Bold gained a reputation for efficiency and quickly became a powerful driving force in Council affairs. His ideas about town planning very much shaped the growth and development of the city and strongly influenced the Perth we see today. His work is commemorated in Bold Park – he was a strong advocate for parks and public spaces for the benefit of the citizens. By the time he retired as Town Clerk, Perth had the highest proportion of public open space to population of any city in the British Empire.
The City of Perth marked Bold’s retirement with a ‘valedictory dinner’, a portrait in the Town Hall and a silver coffee service and serving tray.
150 years of civic hospitality
The menus for civic dinners over the years show changes in fashions of eating, as well as trends in designing and presenting menus.
100 years of prosperous progress
In 1929, Western Australia hosted a series of events marking the centenary of the state – mostly between 28 September and 12 October.
The felling of a tree at what was to be the site of the Town Hall in 1829, by Captain Stirling’s landing party is Perth’s foundation event. The official opening of the new Town Hall in 1870 was held close to the 41st anniversary of that event. It is not surprising, therefore, that the Town Hall played an important role in celebrating 100 years since the foundation of the Swan River Colony in 1829.
At the Town Hall, the main celebrations were on the 12 August 1929. This was the 100th anniversary of the City of Perth – the day the first stone was laid for the barracks. The WA Governor Sir William Champion announced that George V had granted the City of Perth a Lord Mayoralty. The event was marked with a parade at the Town Hall at which a commemorative plaque was unveiled.

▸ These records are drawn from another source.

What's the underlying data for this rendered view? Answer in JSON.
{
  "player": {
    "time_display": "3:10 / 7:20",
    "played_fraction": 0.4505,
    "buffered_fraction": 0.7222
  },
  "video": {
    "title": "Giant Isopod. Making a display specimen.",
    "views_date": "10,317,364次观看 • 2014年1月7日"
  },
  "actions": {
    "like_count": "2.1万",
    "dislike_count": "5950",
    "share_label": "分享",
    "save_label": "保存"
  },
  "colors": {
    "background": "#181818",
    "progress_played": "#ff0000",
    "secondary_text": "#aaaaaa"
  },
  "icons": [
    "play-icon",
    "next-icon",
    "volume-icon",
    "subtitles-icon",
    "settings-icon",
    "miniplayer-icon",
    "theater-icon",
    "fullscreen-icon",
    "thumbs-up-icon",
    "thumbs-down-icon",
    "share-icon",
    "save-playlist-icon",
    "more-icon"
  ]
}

SLWA 100656PD; 100658PD.
"Our Town Hall was looking its best …"
The City of Perth decks out the Town Hall in all its finery for special occasions and celebrations, such as royal visits, commemorations – and of course Christmas!